__WORK ITEM__.
Take every line from the data that has the word "JSON" in it.

__DATA PROVIDED__.

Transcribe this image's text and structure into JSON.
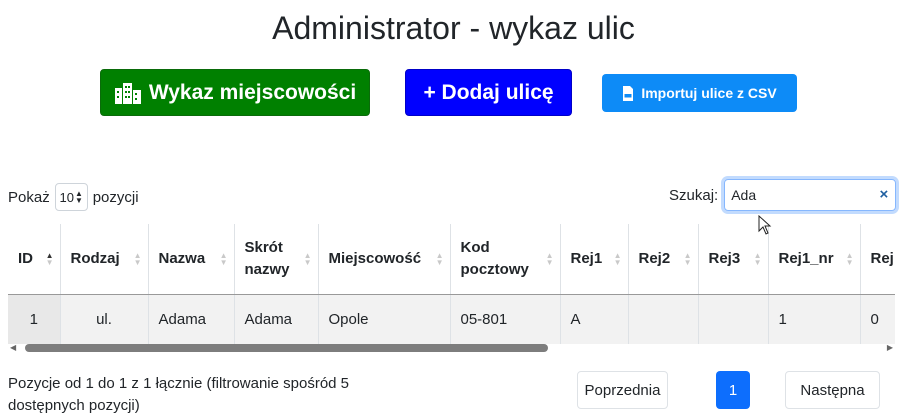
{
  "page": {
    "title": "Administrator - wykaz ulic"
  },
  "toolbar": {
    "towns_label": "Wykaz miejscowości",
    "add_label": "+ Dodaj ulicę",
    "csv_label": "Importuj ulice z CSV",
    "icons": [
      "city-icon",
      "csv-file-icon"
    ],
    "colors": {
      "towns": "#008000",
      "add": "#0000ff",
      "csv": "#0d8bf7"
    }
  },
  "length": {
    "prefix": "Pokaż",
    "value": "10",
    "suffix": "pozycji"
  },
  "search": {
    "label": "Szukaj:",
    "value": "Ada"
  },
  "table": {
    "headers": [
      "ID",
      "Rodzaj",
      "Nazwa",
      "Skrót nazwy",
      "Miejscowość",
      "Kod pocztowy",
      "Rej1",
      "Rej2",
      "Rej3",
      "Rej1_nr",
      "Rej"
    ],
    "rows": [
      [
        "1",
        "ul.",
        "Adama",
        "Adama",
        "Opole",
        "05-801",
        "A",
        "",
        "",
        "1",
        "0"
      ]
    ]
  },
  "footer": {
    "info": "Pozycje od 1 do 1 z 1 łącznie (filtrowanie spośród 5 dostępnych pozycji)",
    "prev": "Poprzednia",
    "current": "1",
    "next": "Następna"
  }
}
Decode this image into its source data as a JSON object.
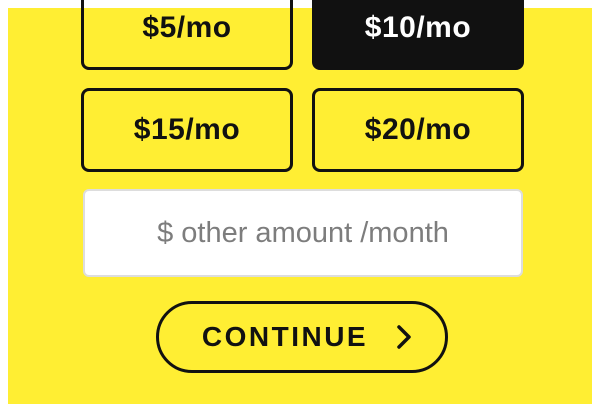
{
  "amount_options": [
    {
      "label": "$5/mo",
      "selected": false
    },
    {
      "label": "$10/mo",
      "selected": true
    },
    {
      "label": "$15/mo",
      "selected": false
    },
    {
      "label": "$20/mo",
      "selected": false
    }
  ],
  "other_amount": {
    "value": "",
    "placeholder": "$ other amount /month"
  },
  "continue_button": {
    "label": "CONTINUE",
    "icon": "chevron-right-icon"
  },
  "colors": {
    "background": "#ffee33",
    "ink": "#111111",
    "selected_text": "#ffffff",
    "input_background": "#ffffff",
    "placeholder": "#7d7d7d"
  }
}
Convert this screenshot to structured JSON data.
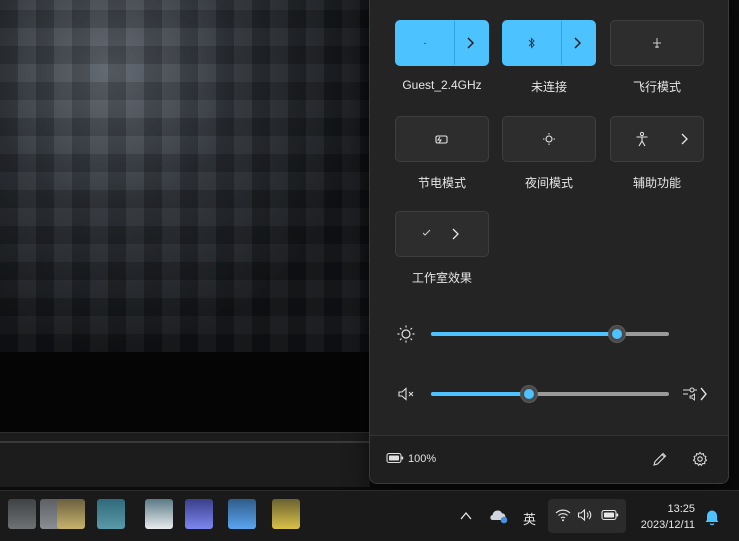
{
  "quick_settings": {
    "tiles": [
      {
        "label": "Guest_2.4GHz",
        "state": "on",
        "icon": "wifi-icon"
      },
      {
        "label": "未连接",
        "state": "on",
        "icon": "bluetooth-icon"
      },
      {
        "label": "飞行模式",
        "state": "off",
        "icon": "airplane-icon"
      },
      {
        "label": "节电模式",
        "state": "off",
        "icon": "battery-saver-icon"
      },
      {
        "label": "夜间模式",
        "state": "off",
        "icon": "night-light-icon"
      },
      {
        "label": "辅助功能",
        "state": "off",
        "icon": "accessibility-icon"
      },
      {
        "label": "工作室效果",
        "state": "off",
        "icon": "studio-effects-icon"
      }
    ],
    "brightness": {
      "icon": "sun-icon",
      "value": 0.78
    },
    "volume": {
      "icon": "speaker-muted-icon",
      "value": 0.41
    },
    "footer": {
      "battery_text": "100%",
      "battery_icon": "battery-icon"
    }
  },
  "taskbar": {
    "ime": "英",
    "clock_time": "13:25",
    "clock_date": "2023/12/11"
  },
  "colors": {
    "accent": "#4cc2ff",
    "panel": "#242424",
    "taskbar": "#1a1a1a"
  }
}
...
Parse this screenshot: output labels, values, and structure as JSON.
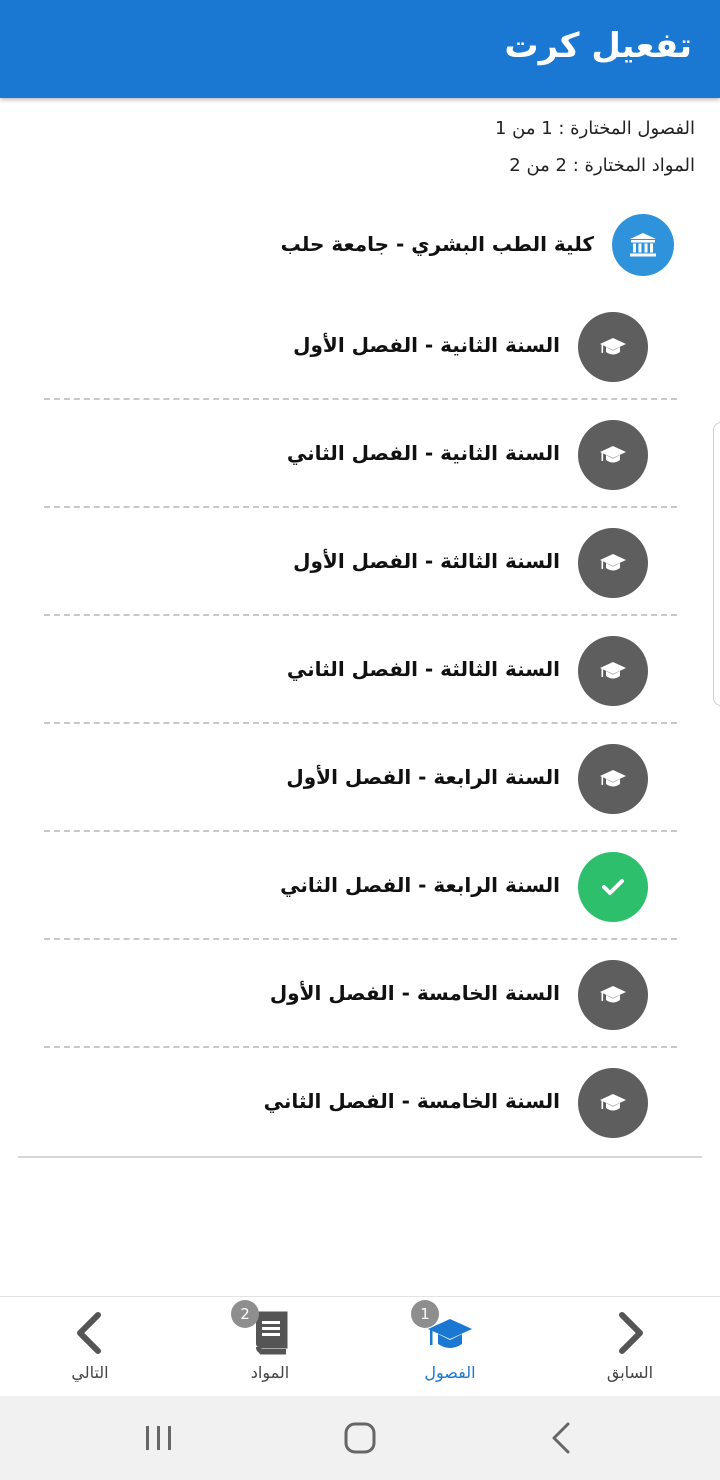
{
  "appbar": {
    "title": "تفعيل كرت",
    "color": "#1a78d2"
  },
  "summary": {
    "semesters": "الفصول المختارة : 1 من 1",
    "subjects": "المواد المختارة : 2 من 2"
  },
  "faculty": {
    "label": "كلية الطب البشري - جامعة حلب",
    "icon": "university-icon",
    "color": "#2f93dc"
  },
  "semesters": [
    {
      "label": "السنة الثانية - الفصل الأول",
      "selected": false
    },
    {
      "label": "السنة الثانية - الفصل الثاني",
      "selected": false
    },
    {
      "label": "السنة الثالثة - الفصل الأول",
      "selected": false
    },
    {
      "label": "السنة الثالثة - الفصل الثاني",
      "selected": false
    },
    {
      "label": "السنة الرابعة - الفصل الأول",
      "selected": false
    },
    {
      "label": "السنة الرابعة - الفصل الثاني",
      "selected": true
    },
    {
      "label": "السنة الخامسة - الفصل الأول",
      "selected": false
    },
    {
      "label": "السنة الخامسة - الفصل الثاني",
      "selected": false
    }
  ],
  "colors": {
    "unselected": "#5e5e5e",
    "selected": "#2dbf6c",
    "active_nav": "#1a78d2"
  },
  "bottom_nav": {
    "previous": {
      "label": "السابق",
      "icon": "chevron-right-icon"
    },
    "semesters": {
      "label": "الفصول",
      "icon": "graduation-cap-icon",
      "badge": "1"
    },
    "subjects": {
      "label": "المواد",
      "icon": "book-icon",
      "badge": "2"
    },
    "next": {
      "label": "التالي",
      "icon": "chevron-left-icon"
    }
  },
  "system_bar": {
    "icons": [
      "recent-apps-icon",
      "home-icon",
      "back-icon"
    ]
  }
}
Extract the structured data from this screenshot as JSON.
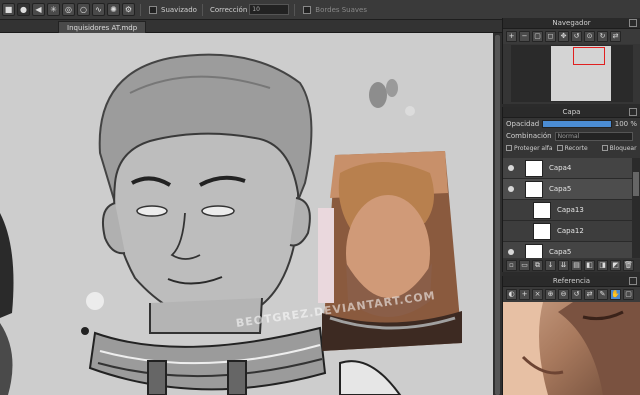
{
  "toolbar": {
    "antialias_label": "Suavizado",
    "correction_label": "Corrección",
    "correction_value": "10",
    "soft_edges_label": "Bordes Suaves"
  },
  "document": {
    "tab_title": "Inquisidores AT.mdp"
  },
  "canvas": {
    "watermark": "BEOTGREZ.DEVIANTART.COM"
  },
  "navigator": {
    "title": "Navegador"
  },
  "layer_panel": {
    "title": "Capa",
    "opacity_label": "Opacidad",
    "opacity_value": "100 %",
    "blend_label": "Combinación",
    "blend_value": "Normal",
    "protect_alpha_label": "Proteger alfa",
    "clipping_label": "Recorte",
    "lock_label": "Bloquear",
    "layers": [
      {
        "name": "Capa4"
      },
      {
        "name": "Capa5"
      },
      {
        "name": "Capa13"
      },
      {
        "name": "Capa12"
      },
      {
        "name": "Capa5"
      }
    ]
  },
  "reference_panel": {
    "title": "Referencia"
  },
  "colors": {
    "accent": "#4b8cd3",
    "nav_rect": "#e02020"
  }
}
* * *
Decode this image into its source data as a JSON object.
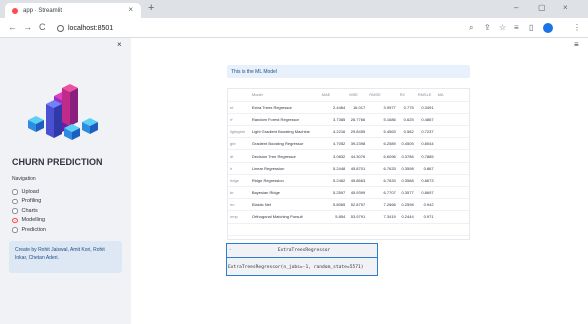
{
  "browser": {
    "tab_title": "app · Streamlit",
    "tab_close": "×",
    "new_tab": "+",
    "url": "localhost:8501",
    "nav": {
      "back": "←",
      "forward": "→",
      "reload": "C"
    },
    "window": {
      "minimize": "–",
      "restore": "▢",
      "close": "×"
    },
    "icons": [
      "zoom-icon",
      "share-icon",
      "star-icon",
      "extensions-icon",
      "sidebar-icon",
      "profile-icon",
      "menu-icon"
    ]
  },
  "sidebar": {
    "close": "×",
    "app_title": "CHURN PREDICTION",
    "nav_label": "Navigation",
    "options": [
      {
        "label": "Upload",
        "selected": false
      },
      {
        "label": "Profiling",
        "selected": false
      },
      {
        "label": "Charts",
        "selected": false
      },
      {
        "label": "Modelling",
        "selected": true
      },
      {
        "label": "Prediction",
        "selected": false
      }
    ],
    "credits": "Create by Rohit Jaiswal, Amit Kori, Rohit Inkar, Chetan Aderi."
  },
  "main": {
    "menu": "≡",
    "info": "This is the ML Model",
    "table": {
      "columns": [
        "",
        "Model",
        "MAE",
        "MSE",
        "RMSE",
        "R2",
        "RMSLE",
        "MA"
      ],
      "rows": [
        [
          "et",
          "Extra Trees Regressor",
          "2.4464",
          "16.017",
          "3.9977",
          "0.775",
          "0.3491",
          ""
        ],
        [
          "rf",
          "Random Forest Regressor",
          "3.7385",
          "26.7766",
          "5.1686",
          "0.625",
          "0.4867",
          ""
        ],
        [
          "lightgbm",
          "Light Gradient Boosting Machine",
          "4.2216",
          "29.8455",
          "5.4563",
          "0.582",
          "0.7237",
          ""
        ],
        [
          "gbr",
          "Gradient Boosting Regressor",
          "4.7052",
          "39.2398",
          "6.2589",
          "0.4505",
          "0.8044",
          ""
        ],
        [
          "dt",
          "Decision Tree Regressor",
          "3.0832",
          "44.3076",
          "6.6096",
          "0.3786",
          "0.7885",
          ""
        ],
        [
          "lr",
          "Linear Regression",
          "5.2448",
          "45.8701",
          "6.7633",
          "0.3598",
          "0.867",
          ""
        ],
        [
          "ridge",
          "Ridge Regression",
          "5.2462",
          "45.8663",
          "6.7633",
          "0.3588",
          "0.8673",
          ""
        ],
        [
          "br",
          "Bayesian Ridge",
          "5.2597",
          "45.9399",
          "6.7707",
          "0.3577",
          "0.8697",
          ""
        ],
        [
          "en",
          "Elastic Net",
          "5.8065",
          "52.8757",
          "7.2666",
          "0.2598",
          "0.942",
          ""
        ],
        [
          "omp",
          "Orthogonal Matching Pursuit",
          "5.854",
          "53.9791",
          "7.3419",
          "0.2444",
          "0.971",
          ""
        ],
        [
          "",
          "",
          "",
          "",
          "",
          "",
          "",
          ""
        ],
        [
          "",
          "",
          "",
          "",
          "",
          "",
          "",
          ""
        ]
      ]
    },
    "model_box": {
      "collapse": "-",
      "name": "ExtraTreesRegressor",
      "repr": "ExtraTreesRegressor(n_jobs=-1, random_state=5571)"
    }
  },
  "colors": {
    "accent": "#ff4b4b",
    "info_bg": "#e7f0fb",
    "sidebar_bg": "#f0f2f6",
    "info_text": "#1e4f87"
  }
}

__COMPLETED TASK__.
Transcribe this image's text and structure into JSON.
Decode this image into its source data as a JSON object.
Convert this screenshot to structured JSON data.
Parse this screenshot: output labels, values, and structure as JSON.
Extract the structured data from this screenshot as JSON.
Decode this image into its source data as a JSON object.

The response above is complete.